* Exercise directions *
Look through the material below and report every line that includes "Insert".

* Task data *

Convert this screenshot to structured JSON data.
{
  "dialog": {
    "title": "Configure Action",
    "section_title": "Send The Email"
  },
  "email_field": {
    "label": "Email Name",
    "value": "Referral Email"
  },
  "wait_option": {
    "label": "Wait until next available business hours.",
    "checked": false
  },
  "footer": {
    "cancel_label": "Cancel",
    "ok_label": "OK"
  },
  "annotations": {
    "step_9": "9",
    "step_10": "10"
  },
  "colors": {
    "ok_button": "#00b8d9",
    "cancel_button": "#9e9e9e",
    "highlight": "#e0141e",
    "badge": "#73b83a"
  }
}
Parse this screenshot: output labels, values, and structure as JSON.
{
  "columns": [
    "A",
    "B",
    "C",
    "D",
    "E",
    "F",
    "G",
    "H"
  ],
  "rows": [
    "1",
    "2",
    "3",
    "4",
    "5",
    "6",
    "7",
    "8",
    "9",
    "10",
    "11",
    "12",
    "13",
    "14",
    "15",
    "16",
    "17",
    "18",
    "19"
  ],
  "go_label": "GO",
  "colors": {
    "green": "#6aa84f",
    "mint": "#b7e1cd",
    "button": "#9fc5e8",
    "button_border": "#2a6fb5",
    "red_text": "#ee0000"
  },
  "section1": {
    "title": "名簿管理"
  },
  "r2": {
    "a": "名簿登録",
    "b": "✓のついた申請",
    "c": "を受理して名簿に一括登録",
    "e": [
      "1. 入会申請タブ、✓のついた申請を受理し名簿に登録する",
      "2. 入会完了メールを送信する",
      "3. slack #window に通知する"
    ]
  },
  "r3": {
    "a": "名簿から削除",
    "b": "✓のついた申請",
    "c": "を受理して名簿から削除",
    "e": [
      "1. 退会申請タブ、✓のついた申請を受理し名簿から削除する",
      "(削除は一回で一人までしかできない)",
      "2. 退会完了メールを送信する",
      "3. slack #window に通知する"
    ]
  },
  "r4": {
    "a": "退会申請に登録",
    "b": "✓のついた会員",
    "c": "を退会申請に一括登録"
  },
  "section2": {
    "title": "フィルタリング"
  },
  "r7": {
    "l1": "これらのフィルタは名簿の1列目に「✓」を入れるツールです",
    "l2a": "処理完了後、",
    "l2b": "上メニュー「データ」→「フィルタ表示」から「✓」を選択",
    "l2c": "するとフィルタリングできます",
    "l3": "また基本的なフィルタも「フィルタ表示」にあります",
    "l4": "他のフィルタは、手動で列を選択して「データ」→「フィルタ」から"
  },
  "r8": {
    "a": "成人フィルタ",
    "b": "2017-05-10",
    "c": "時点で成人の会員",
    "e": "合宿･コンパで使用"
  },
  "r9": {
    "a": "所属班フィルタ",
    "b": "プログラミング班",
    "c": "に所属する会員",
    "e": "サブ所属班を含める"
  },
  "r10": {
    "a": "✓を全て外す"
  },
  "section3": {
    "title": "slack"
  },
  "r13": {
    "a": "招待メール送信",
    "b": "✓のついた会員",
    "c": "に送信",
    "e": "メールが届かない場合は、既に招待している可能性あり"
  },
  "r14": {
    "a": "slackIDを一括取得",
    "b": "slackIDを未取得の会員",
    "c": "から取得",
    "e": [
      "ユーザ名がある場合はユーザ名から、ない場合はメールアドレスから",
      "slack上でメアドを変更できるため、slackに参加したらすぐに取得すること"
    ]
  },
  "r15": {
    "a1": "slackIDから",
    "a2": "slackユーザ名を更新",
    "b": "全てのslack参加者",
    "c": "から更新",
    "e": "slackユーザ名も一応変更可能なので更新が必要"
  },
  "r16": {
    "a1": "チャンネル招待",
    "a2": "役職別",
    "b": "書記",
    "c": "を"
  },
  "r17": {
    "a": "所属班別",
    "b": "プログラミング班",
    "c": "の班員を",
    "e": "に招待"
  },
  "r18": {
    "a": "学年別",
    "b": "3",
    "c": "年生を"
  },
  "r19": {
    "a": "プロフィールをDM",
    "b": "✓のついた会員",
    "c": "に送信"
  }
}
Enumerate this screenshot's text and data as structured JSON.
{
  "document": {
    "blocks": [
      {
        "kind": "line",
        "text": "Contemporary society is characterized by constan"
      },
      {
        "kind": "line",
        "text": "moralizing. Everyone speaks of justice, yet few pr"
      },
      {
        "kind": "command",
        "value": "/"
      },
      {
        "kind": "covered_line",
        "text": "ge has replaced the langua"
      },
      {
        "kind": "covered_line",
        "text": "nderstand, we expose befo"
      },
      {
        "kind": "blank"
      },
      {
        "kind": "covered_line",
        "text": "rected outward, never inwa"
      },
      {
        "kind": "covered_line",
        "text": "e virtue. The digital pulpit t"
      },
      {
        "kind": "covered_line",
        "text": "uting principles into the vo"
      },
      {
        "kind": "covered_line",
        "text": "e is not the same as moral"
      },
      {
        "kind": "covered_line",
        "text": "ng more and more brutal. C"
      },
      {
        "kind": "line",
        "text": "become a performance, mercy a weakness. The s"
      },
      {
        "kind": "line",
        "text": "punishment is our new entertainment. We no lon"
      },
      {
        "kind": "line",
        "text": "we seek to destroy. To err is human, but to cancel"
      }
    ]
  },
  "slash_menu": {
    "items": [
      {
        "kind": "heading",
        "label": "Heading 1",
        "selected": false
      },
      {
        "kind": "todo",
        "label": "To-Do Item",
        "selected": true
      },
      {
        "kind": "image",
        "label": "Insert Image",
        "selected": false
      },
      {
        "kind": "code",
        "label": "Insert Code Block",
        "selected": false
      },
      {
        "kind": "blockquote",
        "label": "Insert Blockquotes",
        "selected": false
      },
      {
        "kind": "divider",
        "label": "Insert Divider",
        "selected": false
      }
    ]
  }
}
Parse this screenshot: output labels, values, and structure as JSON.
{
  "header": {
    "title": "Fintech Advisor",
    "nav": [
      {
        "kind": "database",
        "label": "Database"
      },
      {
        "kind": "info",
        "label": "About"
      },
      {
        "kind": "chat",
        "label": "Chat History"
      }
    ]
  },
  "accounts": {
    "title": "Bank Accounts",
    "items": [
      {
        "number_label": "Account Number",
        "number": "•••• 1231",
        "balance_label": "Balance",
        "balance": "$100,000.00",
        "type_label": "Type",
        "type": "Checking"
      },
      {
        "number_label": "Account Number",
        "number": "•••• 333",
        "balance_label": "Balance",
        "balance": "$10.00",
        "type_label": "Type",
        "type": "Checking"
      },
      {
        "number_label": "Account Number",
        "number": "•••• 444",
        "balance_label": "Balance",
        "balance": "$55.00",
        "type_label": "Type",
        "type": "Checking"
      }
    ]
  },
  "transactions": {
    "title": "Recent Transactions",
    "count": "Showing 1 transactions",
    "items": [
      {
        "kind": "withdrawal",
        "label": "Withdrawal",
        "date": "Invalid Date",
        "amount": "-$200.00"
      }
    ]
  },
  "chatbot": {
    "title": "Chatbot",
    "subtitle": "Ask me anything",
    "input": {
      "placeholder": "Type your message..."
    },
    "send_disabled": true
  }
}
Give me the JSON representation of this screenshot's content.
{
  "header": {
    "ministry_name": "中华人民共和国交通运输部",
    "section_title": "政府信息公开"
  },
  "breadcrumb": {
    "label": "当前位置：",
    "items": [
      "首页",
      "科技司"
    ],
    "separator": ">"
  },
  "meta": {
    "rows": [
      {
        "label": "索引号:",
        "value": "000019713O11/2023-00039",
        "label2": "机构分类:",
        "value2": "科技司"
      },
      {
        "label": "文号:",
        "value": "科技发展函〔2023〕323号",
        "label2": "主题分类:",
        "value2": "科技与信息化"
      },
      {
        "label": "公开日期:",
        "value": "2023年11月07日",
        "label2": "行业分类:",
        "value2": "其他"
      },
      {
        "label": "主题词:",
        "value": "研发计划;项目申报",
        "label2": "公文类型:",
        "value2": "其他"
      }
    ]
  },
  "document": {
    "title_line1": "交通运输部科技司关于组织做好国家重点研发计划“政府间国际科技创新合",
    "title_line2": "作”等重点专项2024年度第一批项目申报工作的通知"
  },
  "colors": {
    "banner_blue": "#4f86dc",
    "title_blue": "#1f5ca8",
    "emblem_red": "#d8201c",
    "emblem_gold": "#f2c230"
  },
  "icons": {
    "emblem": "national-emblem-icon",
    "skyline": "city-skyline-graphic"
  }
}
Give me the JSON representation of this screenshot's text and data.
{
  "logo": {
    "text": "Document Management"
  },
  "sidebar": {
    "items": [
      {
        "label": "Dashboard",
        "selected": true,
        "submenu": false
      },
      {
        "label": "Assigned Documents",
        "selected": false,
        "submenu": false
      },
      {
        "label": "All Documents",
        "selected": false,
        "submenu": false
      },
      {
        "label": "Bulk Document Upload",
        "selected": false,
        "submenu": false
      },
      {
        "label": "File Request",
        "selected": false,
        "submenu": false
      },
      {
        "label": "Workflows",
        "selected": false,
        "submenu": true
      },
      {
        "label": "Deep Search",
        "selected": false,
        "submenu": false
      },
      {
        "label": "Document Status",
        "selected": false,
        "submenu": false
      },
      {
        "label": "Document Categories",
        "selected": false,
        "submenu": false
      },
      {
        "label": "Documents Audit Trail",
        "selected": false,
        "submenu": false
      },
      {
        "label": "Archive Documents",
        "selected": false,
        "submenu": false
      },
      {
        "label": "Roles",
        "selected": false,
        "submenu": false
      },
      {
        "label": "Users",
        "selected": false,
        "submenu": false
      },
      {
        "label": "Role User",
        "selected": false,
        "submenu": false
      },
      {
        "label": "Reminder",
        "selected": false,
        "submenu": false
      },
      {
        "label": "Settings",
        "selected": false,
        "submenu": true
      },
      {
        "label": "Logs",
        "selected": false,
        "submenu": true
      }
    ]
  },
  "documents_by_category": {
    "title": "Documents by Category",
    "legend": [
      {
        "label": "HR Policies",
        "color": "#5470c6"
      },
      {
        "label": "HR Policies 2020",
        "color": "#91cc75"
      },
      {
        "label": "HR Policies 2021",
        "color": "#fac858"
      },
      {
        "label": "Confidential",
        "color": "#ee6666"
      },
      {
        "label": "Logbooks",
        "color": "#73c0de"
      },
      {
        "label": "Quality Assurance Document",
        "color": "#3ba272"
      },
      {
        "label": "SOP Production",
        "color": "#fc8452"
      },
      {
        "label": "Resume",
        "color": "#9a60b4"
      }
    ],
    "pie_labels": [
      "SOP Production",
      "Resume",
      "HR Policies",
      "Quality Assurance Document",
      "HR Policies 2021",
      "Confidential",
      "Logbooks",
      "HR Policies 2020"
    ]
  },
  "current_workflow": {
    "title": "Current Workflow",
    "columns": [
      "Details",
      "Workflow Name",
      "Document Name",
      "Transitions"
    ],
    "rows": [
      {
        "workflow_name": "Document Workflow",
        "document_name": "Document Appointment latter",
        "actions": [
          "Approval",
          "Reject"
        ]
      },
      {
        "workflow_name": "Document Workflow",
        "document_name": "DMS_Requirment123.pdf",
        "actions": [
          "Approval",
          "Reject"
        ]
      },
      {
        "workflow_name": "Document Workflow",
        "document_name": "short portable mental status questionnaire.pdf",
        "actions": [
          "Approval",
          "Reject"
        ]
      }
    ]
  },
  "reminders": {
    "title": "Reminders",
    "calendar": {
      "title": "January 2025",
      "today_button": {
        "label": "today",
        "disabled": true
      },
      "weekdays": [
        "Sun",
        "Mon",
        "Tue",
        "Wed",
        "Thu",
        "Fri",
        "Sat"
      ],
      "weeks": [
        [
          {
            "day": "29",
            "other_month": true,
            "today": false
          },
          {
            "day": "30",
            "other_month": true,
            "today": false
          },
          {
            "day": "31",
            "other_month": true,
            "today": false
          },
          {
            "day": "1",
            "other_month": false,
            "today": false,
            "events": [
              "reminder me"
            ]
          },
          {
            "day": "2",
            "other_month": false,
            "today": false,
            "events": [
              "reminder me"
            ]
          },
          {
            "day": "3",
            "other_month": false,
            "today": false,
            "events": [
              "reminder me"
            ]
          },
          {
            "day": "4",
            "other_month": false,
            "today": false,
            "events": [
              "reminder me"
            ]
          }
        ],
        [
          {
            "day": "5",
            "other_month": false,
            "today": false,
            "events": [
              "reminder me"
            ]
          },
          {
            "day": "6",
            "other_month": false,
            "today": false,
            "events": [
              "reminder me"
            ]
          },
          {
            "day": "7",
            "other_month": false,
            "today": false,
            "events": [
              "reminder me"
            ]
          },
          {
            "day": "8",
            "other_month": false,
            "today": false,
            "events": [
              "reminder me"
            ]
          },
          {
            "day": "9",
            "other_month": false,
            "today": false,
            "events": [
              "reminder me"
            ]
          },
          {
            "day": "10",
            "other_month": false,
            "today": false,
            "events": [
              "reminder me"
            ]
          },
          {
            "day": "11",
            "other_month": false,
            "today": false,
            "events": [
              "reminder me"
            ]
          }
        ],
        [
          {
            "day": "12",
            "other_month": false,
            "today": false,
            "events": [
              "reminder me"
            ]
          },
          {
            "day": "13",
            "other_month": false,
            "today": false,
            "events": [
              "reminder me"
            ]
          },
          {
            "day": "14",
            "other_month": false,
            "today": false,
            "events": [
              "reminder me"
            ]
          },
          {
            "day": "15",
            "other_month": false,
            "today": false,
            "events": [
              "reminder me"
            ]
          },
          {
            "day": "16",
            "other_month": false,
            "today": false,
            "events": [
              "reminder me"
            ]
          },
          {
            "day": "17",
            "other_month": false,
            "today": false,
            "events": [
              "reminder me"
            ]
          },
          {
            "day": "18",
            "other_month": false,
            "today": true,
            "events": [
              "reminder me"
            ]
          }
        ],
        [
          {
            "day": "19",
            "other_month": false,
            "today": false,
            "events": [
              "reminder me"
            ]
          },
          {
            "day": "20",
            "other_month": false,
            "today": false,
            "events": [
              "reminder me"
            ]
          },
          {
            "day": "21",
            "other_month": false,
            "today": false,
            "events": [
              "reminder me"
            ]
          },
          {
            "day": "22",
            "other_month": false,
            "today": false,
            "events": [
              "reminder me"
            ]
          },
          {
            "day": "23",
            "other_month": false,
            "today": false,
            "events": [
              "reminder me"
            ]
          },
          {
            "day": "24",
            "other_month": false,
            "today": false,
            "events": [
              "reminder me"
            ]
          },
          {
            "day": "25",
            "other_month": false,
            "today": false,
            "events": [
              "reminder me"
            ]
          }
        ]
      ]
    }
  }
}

* Exercise response *
        "label": "Insert Image",
        "label": "Insert Code Block",
        "label": "Insert Blockquotes",
        "label": "Insert Divider",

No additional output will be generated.